TikTok Is Furious About This Low Applebee's Tip

When you go out to dinner at a restaurant, it's always good practice to leave a tip for the server. Whether you generally tip 10%, 15%, 18%, or even 20% or more, the gratuity is often considered an extra thank you for their service. The debate about how much is appropriate to tip is ongoing; however, according to Ryan Sutton, chief critic for Eater, you should always tip 20% before tax as a bare minimum. 

But, Sutton's mandatory 20% tip was challenged in a recent TikTok video posted by user @kingj24, which shows a check from an Applebee's in Staten Island, New York for $73.45 with a $6.55 tip added, for a total of $80. A note is written on the bill reading, "You was [sic] great, holidays are just rough right now," with a sad face and an arrow pointing to the tip. The video is accompanied by music that repeats the phrase 'oh no'; however, not all TikTokers in the comments seemed to think this was in fact an 'oh no' moment, and the video actually sparked quite a bit of debate about tipping requirements and about restaurant worker compensation in general.

Should tipping be required at restaurants? TikTok is divided

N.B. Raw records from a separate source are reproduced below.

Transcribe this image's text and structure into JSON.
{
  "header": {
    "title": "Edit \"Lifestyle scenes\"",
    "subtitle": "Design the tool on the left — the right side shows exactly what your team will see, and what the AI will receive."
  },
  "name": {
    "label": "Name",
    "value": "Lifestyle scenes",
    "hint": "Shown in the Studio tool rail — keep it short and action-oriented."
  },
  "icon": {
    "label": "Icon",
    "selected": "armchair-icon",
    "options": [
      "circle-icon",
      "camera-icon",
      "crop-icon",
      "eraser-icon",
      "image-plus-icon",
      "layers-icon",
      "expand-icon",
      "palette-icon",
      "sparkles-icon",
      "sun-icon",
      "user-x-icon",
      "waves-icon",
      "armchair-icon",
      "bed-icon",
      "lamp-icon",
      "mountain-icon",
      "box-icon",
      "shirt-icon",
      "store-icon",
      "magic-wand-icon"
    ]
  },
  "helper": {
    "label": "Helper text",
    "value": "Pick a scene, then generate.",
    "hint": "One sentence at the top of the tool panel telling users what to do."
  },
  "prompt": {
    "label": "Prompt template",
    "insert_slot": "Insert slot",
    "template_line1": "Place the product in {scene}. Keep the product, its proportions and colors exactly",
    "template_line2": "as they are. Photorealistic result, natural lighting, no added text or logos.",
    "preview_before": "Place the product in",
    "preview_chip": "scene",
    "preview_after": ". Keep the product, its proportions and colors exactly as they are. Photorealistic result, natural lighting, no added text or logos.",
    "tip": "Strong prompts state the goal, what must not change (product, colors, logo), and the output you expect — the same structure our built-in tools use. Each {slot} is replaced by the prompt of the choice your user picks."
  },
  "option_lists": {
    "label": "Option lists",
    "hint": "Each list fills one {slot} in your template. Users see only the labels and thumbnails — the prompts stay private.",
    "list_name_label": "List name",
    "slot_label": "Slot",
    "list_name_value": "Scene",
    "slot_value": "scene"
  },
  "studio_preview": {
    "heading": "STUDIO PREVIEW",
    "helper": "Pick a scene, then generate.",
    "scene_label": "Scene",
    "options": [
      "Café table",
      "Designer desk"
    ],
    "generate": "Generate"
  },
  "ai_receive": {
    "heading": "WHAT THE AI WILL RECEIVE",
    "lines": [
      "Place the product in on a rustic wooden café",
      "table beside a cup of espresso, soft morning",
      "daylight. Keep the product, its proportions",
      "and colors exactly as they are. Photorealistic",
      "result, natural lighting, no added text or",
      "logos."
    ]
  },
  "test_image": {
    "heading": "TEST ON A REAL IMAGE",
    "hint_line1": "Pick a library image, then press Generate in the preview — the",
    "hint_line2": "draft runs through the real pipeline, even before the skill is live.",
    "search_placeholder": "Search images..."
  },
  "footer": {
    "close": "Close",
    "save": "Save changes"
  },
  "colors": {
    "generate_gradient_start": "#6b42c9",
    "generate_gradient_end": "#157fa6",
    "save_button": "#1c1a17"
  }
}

Some TikTokers responded to the video that showed a server's low tip with sympathy for the employee and outrage for the Applebee's customer. "You can afford $73 and some change to feed yourself but not enough to tip? Don't eat out if you can't afford the service," one user commented. Another wrote, "If money is tight, don't eat out. [The] server needs the tip money to support her family most likely too." 

Despite some commenters backing up the server, others thought it was inappropriate to have posted the video in the first place. "Tips are not [requirements]. Be grateful or get out the business," wrote one person. Still, other users put the blame not on the customer, but on restaurants that pay workers low wages, requiring them to make up the rest in gratuity. "Tip [shaming] is so low. Why not call out the establishment that doesn't pay y'all guys instead of calling out [a] family that just wanted a night out," commented one user while another wrote, "If restaurants paid a decent wage it wouldn't be the responsibility of the customer to solely compensate with tips. Once again corporate America wins."

Eater weighed in, not on this particular incident, but on the gratuity debate in general, and took a strong stance. "It should be common knowledge that, when dining out in America, you tip your server. Sure, tipping is inherently exploitative, but as long as tipped minimum wages exist, you don't get to opt out."